The epics were used as school texts during the ancient Greek, Hellenistic, and Roman periods. Some scholars hold that they were the very first literary works taught to students in schools. As the poems became a central part of classical Greek education, extensive commentaries on them were written to explain them or to explain parts of them that were linguistically or culturally difficult to understand.
Even the Stoics were influenced by the epics, believing that they conveyed Stoic doctrines containing hidden wisdom. This outlook laid great emphasis on the poems as works full of great deep wisdom, thereby giving Homer the image of a philosopher rather than just a poet.
A time came when the poems were so extensively used in education that many scholars began to speculate that Homer’s primary purpose for composing them was to educate.

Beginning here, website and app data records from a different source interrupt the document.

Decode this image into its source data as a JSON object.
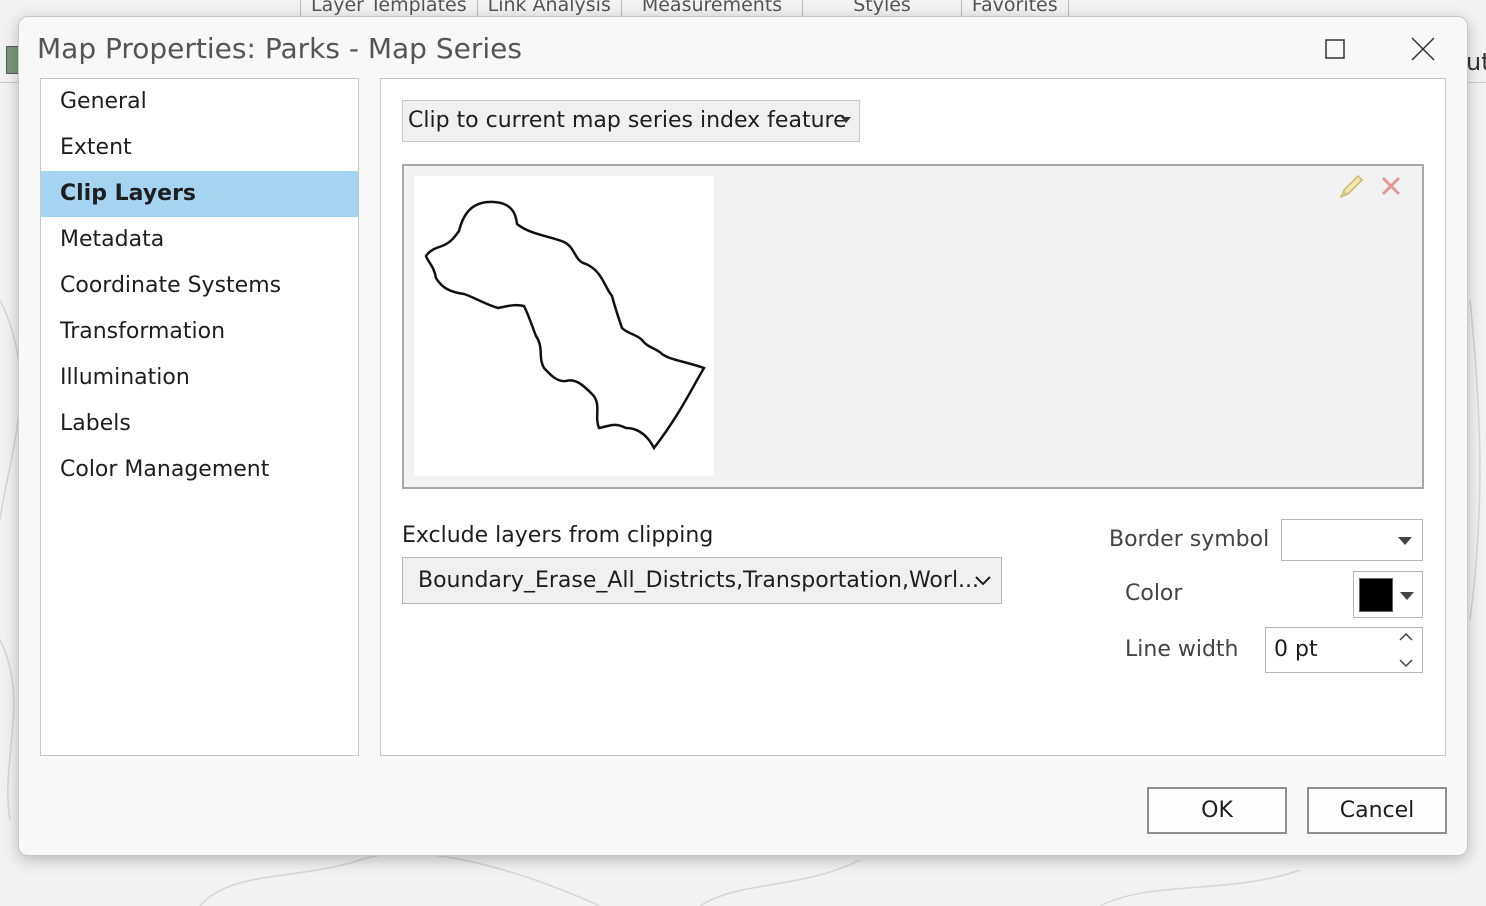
{
  "background": {
    "ribbon_tabs": [
      "Layer Templates",
      "Link Analysis",
      "Measurements",
      "Styles",
      "Favorites"
    ],
    "edge_text": "ut"
  },
  "dialog": {
    "title": "Map Properties: Parks - Map Series",
    "nav": {
      "items": [
        {
          "label": "General"
        },
        {
          "label": "Extent"
        },
        {
          "label": "Clip Layers"
        },
        {
          "label": "Metadata"
        },
        {
          "label": "Coordinate Systems"
        },
        {
          "label": "Transformation"
        },
        {
          "label": "Illumination"
        },
        {
          "label": "Labels"
        },
        {
          "label": "Color Management"
        }
      ],
      "selected": "Clip Layers"
    },
    "clip": {
      "mode": "Clip to current map series index feature",
      "exclude_label": "Exclude layers from clipping",
      "exclude_value": "Boundary_Erase_All_Districts,Transportation,Worl...",
      "border_symbol_label": "Border symbol",
      "color_label": "Color",
      "color": "#000000",
      "line_width_label": "Line width",
      "line_width_value": "0 pt"
    },
    "buttons": {
      "ok": "OK",
      "cancel": "Cancel"
    }
  }
}
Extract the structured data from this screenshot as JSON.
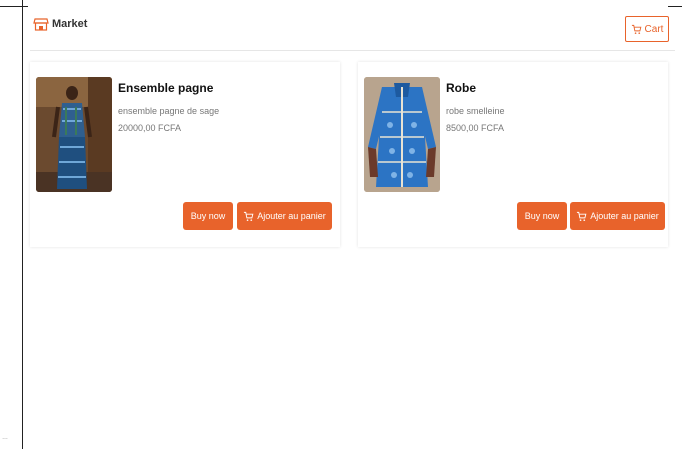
{
  "header": {
    "brand": "Market",
    "cart_label": "Cart",
    "accent_color": "#e8632b"
  },
  "products": [
    {
      "title": "Ensemble pagne",
      "description": "ensemble pagne de sage",
      "price": "20000,00 FCFA",
      "buy_label": "Buy now",
      "add_label": "Ajouter au panier"
    },
    {
      "title": "Robe",
      "description": "robe smelleine",
      "price": "8500,00 FCFA",
      "buy_label": "Buy now",
      "add_label": "Ajouter au panier"
    }
  ]
}
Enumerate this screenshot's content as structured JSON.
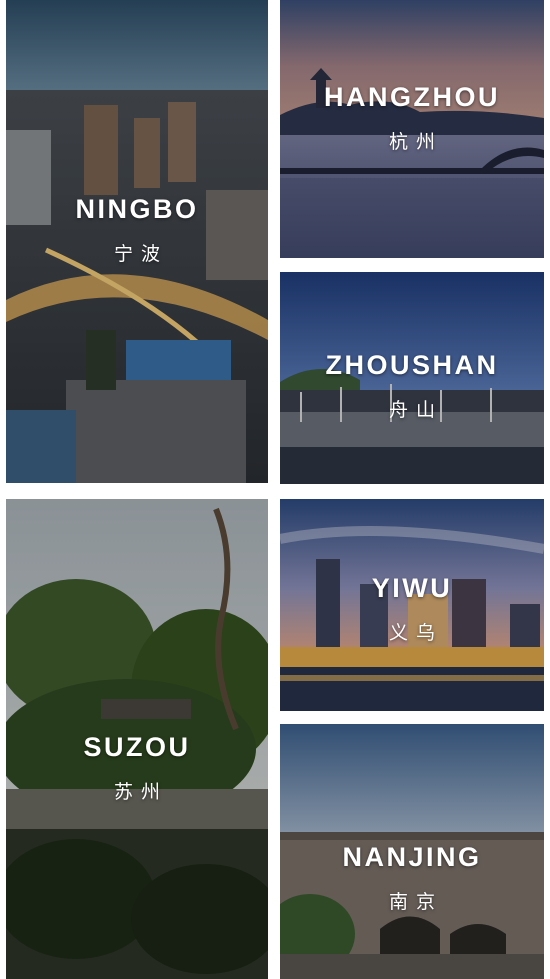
{
  "cities": {
    "ningbo": {
      "en": "NINGBO",
      "cn": "宁波"
    },
    "hangzhou": {
      "en": "HANGZHOU",
      "cn": "杭州"
    },
    "zhoushan": {
      "en": "ZHOUSHAN",
      "cn": "舟山"
    },
    "suzou": {
      "en": "SUZOU",
      "cn": "苏州"
    },
    "yiwu": {
      "en": "YIWU",
      "cn": "义乌"
    },
    "nanjing": {
      "en": "NANJING",
      "cn": "南京"
    }
  },
  "colors": {
    "background": "#ffffff",
    "text": "#ffffff"
  }
}
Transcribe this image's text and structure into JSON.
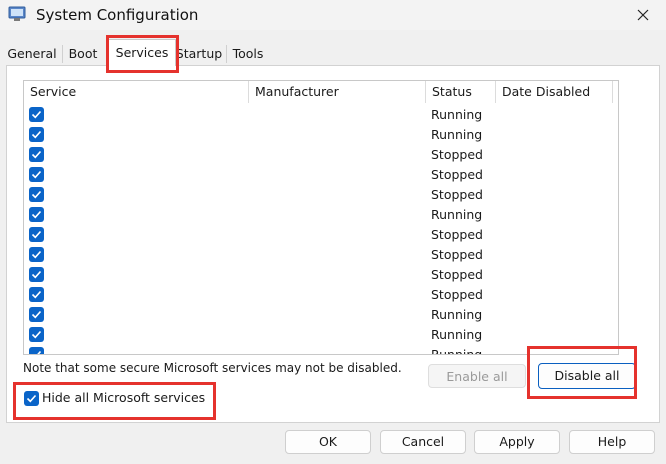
{
  "window": {
    "title": "System Configuration",
    "icon": "system-config-icon",
    "close_icon": "close-icon"
  },
  "tabs": [
    {
      "label": "General",
      "active": false
    },
    {
      "label": "Boot",
      "active": false
    },
    {
      "label": "Services",
      "active": true
    },
    {
      "label": "Startup",
      "active": false
    },
    {
      "label": "Tools",
      "active": false
    }
  ],
  "services_list": {
    "columns": [
      "Service",
      "Manufacturer",
      "Status",
      "Date Disabled"
    ],
    "rows": [
      {
        "checked": true,
        "status": "Running"
      },
      {
        "checked": true,
        "status": "Running"
      },
      {
        "checked": true,
        "status": "Stopped"
      },
      {
        "checked": true,
        "status": "Stopped"
      },
      {
        "checked": true,
        "status": "Stopped"
      },
      {
        "checked": true,
        "status": "Running"
      },
      {
        "checked": true,
        "status": "Stopped"
      },
      {
        "checked": true,
        "status": "Stopped"
      },
      {
        "checked": true,
        "status": "Stopped"
      },
      {
        "checked": true,
        "status": "Stopped"
      },
      {
        "checked": true,
        "status": "Running"
      },
      {
        "checked": true,
        "status": "Running"
      },
      {
        "checked": true,
        "status": "Running"
      }
    ]
  },
  "note": "Note that some secure Microsoft services may not be disabled.",
  "buttons": {
    "enable_all": "Enable all",
    "disable_all": "Disable all",
    "ok": "OK",
    "cancel": "Cancel",
    "apply": "Apply",
    "help": "Help"
  },
  "hide_ms": {
    "label": "Hide all Microsoft services",
    "checked": true
  },
  "colors": {
    "accent": "#0a64c8",
    "highlight": "#e5322d"
  }
}
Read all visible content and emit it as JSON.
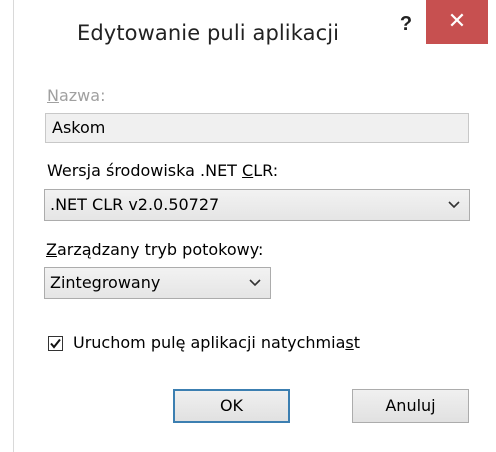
{
  "dialog": {
    "title": "Edytowanie puli aplikacji",
    "help_label": "?",
    "close_icon": "close-icon"
  },
  "name_field": {
    "label_u": "N",
    "label_rest": "azwa:",
    "value": "Askom"
  },
  "clr_field": {
    "label_pre": "Wersja środowiska .NET ",
    "label_u": "C",
    "label_post": "LR:",
    "value": ".NET CLR v2.0.50727"
  },
  "pipeline_field": {
    "label_u": "Z",
    "label_rest": "arządzany tryb potokowy:",
    "value": "Zintegrowany"
  },
  "start_checkbox": {
    "checked": true,
    "label_pre": "Uruchom pulę aplikacji natychmia",
    "label_u": "s",
    "label_post": "t"
  },
  "buttons": {
    "ok_label": "OK",
    "cancel_label": "Anuluj"
  },
  "colors": {
    "close_bg": "#c75050",
    "default_button_border": "#3c7fb1"
  }
}
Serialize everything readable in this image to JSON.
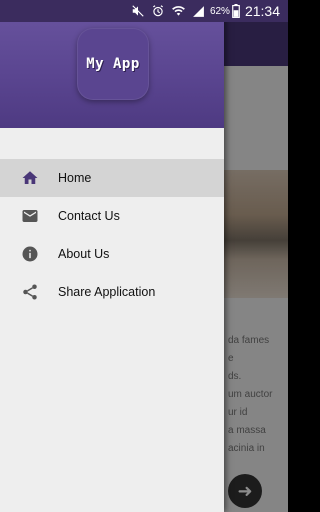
{
  "status_bar": {
    "icons": [
      "mute-icon",
      "alarm-icon",
      "wifi-icon",
      "signal-icon",
      "battery-icon"
    ],
    "battery_percent": "62%",
    "time": "21:34"
  },
  "drawer": {
    "logo_text": "My App",
    "items": [
      {
        "label": "Home",
        "icon": "home-icon",
        "selected": true
      },
      {
        "label": "Contact Us",
        "icon": "email-icon",
        "selected": false
      },
      {
        "label": "About Us",
        "icon": "info-icon",
        "selected": false
      },
      {
        "label": "Share Application",
        "icon": "share-icon",
        "selected": false
      }
    ]
  },
  "background_text": [
    "da fames",
    "e",
    "ds.",
    "um auctor",
    "ur id",
    "a massa",
    "acinia in"
  ],
  "colors": {
    "primary": "#5a4590",
    "status_bar": "#3b2c5e",
    "accent_icon": "#4a3778",
    "drawer_bg": "#eeeeee",
    "selected_bg": "#d4d4d4"
  }
}
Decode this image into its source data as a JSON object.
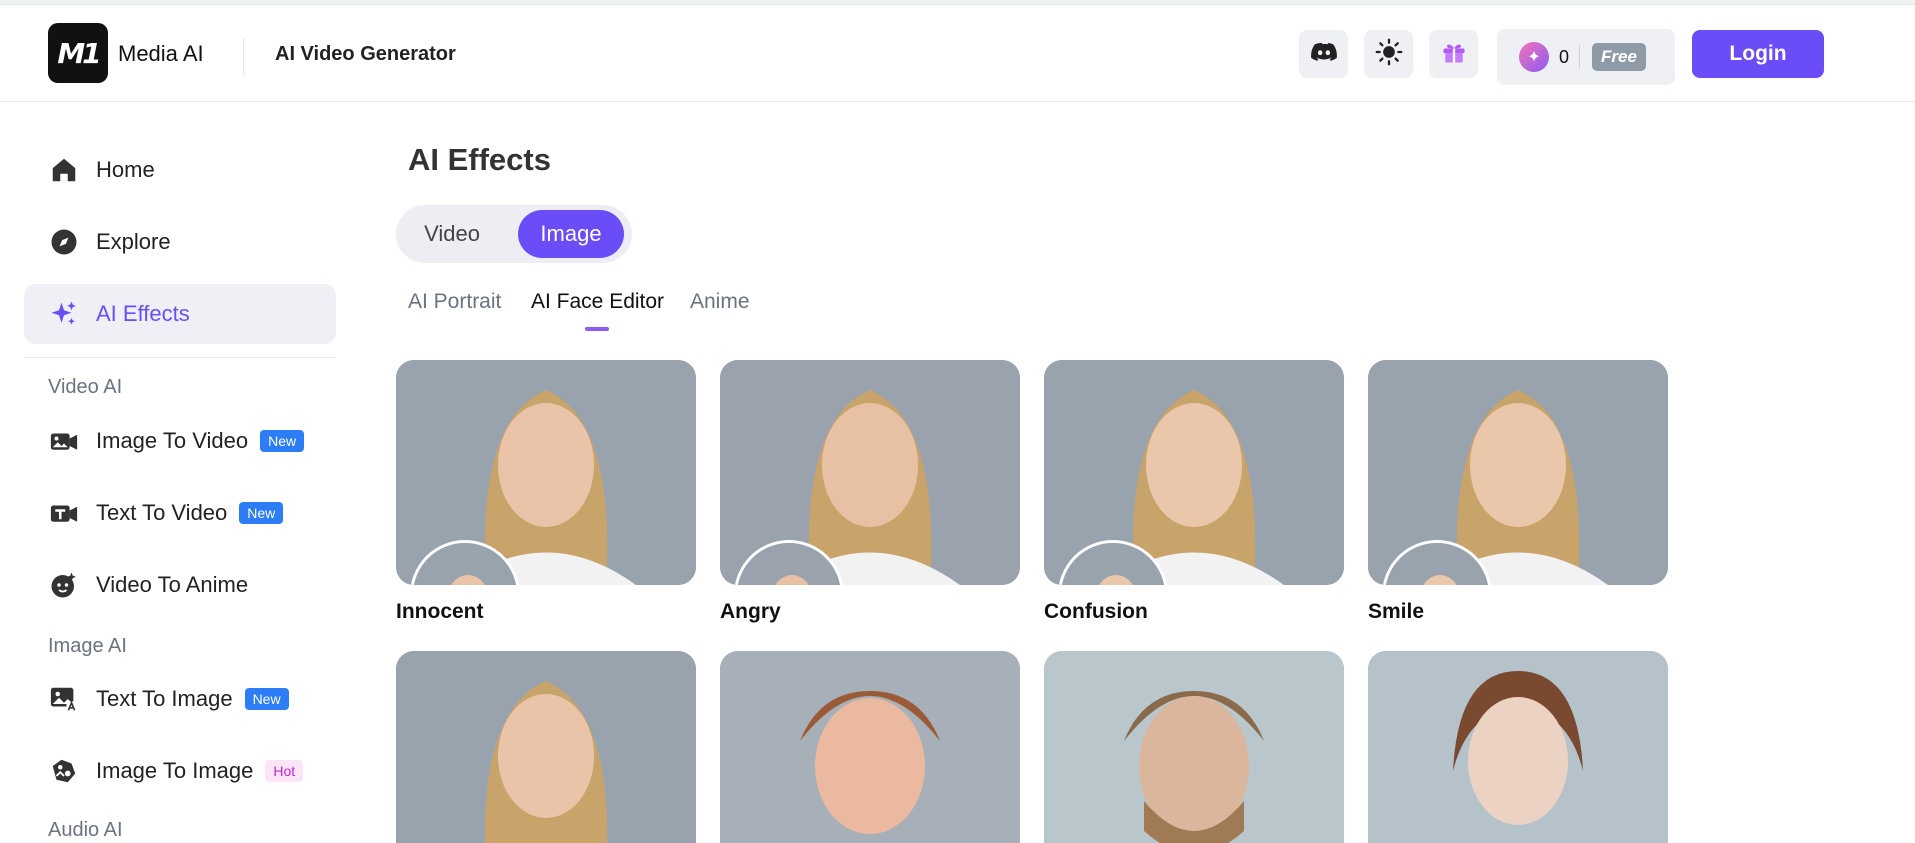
{
  "header": {
    "logo_text": "M1",
    "brand": "Media AI",
    "app_title": "AI Video Generator",
    "credits_count": "0",
    "plan_label": "Free",
    "login_label": "Login",
    "icons": [
      "discord-icon",
      "theme-sun-icon",
      "gift-icon",
      "credit-gem-icon"
    ],
    "accent_color": "#6a4df6"
  },
  "sidebar": {
    "items": [
      {
        "label": "Home",
        "icon": "home-icon"
      },
      {
        "label": "Explore",
        "icon": "compass-icon"
      },
      {
        "label": "AI Effects",
        "icon": "sparkle-icon",
        "active": true
      }
    ],
    "sections": [
      {
        "title": "Video AI",
        "items": [
          {
            "label": "Image To Video",
            "badge": "New",
            "icon": "image-to-video-icon"
          },
          {
            "label": "Text To Video",
            "badge": "New",
            "icon": "text-to-video-icon"
          },
          {
            "label": "Video To Anime",
            "icon": "anime-face-icon"
          }
        ]
      },
      {
        "title": "Image AI",
        "items": [
          {
            "label": "Text To Image",
            "badge": "New",
            "icon": "text-to-image-icon"
          },
          {
            "label": "Image To Image",
            "badge": "Hot",
            "icon": "image-to-image-icon"
          }
        ]
      },
      {
        "title": "Audio AI",
        "items": []
      }
    ]
  },
  "main": {
    "title": "AI Effects",
    "segments": [
      {
        "label": "Video",
        "active": false
      },
      {
        "label": "Image",
        "active": true
      }
    ],
    "tabs": [
      {
        "label": "AI Portrait",
        "active": false
      },
      {
        "label": "AI Face Editor",
        "active": true
      },
      {
        "label": "Anime",
        "active": false
      }
    ],
    "cards": [
      {
        "name": "Innocent"
      },
      {
        "name": "Angry"
      },
      {
        "name": "Confusion"
      },
      {
        "name": "Smile"
      },
      {
        "name": ""
      },
      {
        "name": ""
      },
      {
        "name": ""
      },
      {
        "name": ""
      }
    ]
  }
}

As the centuries piled up, so did the number of commentaries and studies on the Iliad and the Odyssey, so much so that studying the poems became a whole branch of study in itself. Whether we realize it or not, the two poems are now a permanent part of our popular culture and have become classics of world literature.
Speculations and debates continue. The studying and interpreting continue. The influence and importance of the Iliad and the Odyssey cannot be denied or stopped, for that too continues. The poems continue to live on, and through them so does that mythical and legendary man we call Homer.
Whether a man named Homer really existed or not, I do not know. I would like to believe so but I cannot say for sure. No one can. But I think that is irrelevant now. It does not matter at all. I believe some myths are best left undestroyed, some facts are best left undiscovered. The mystery surrounding Homer, I feel, is important to our history, and so it should remain.
One thing is for sure, this mysterious man we call Homer was hands down the greatest of all great poets.